Expert worried over safety of swine flu vaccine
A leading virologist has raised concern about the safety of the swine flu vaccine that Indian companies are trying to bring out in a hurry at the request of the government.india Updated: Aug 22, 2009 21:46 IST
A leading virologist has raised concern about the safety of the swine flu vaccine that Indian companies are trying to bring out in a hurry at the request of the government.
Health Minister Ghulam Nabi Azad had said on Aug 10 that the Serum Institute in Pune, Bharat Biotech in Hyderabad and Panacea Biotech in New Delhi are working to develop the vaccine from A (H1N1) virus strains supplied by the World Health Organisation.
Azad had said that the Indian Council for Medical Research has been asked to help the companies to ensure fast-track production of the vaccines. The Serum Institute has started animal trials and expects to bring out the vaccine as early as next month.
"The companies that have been entrusted with the manufacture of influenza vaccine have no experience to manufacture and evaluate a totally new vaccine and that too in such a short time," Kalyan Banerjee, former director of the National Institute of Virology (NIV) in Pune, told IANS in an e-mail interview.
The companies do have experience to manufacture well tested and established vaccines but not a totally new vaccine, he cautioned.
Banerjee surmised that the vaccine would be manufactured in "embryonated" hen's eggs.

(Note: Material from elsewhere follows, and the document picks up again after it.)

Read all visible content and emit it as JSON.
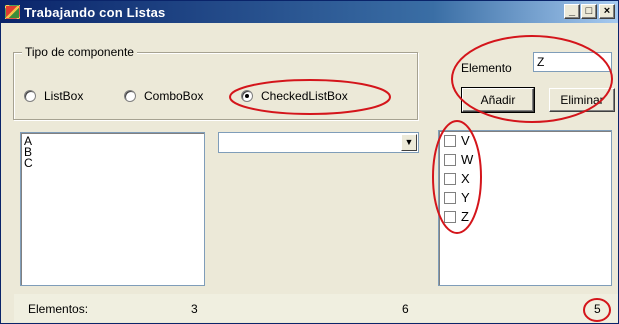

"Such a vaccine has been used for strains circulating in different years and are of limited use. I wonder whether extensive safety and immunogenic data are available," Banerjee said.
"As desired by the government, the vaccine manufactured by these companies would be for a mass vaccination campaign. I would certainly not get myself vaccinated unless extensive safety and immunogenic data are available and risk benefit ratio is impartially analysed," he added.

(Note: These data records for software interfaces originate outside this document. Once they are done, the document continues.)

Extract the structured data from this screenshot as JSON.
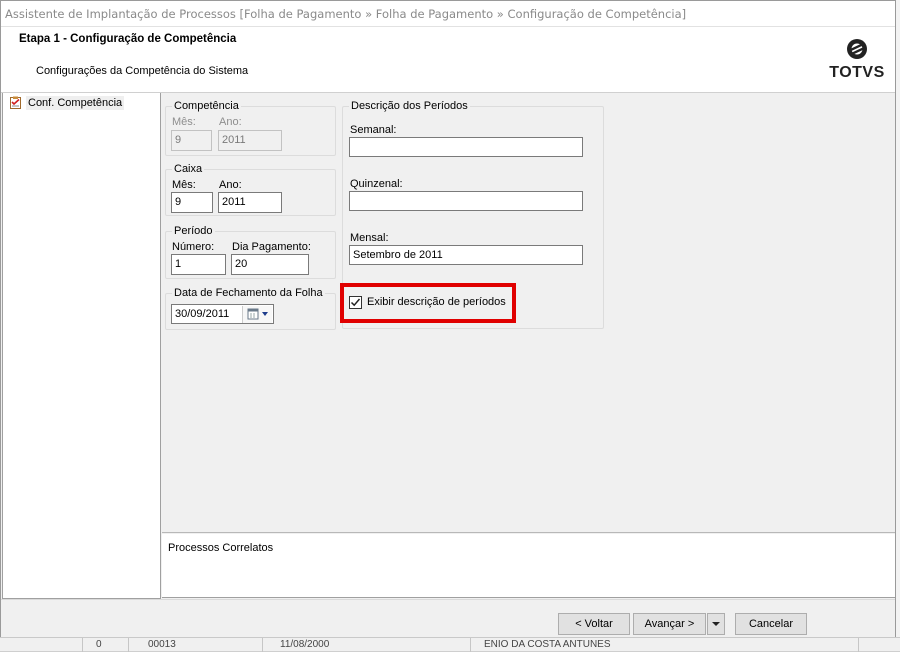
{
  "window": {
    "title": "Assistente de Implantação de Processos [Folha de Pagamento » Folha de Pagamento » Configuração de Competência]"
  },
  "header": {
    "step_title": "Etapa 1 - Configuração de Competência",
    "step_subtitle": "Configurações da Competência do Sistema",
    "logo_text": "TOTVS"
  },
  "sidebar": {
    "items": [
      {
        "label": "Conf. Competência",
        "icon": "checklist-icon"
      }
    ]
  },
  "competencia": {
    "legend": "Competência",
    "mes_label": "Mês:",
    "mes_value": "9",
    "ano_label": "Ano:",
    "ano_value": "2011"
  },
  "caixa": {
    "legend": "Caixa",
    "mes_label": "Mês:",
    "mes_value": "9",
    "ano_label": "Ano:",
    "ano_value": "2011"
  },
  "periodo": {
    "legend": "Período",
    "numero_label": "Número:",
    "numero_value": "1",
    "dia_label": "Dia Pagamento:",
    "dia_value": "20"
  },
  "fechamento": {
    "legend": "Data de Fechamento da Folha",
    "date_value": "30/09/2011"
  },
  "descricao": {
    "legend": "Descrição dos Períodos",
    "semanal_label": "Semanal:",
    "semanal_value": "",
    "quinzenal_label": "Quinzenal:",
    "quinzenal_value": "",
    "mensal_label": "Mensal:",
    "mensal_value": "Setembro de 2011",
    "checkbox_label": "Exibir descrição de períodos",
    "checkbox_checked": true
  },
  "correlatos": {
    "label": "Processos Correlatos"
  },
  "footer": {
    "back_label": "< Voltar",
    "next_label": "Avançar >",
    "cancel_label": "Cancelar"
  },
  "background": {
    "row_texts": [
      "0",
      "00013",
      "11/08/2000",
      "ENIO DA COSTA ANTUNES"
    ]
  },
  "colors": {
    "highlight": "#e00000"
  }
}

Banerjee also questioned the purpose of the H1N1 vaccine.
"By the time the vaccine is well studied and found fit for mass use, the epidemiology of influenza would suggest emergence of a new strain. Suppose it is H2 or H3, N2 or N3 then the whole exercise would be a futile."
Questions about the vaccine's safety have also been raised in the British press. An Aug 15 report in the London Daily Mail said that the British Health Protection Agency (HPA) had on July 29 sent a letter to about 600 neurologists asking them to look for signs of Guillain Barre Syndrome (GBS) in persons receiving the vaccine. GBS attacks the lining of the nerves, causing paralysis and inability to breathe, and can be fatal.
The report said the letter from HPA "is the first sign that there is concern at the highest levels that the vaccine itself could cause serious complications".
According to the news report, the HPA letter refers to the use of a similar swine flu vaccine in the US in 1976 when 500 cases of GBS were detected. The vaccine was withdrawn after just ten weeks when the link with GBS became clear. More than 40 million Americans had received the vaccine by the time the programme was stopped after 10 weeks.
The US government paid out millions of dollars in compensation to those affected. A retrospective study found a possible eight-fold increase in the incidence of GBS following mass vaccinations in the US.
When asked for comments, HPA spokesman David Daley told IANS that GBS "has long been identified as a potential adverse event that would require enhanced surveillance following the introduction of a pandemic vaccine".
He, however, said "there is no evidence to suggest there is an increased risk of GBS from this vaccine."
Daley said that "the HPA is working in collaboration with the Association of British Neurologists Surveillance Unit (BNSU) and the British Paediatric Surveillance Unit (BPSU) to establish enhanced surveillance of GBS".
Rajeev Dhere, director of vaccine production at the Serum Institute of India, did not reply to questions about how his vaccine will address the GBS concerns.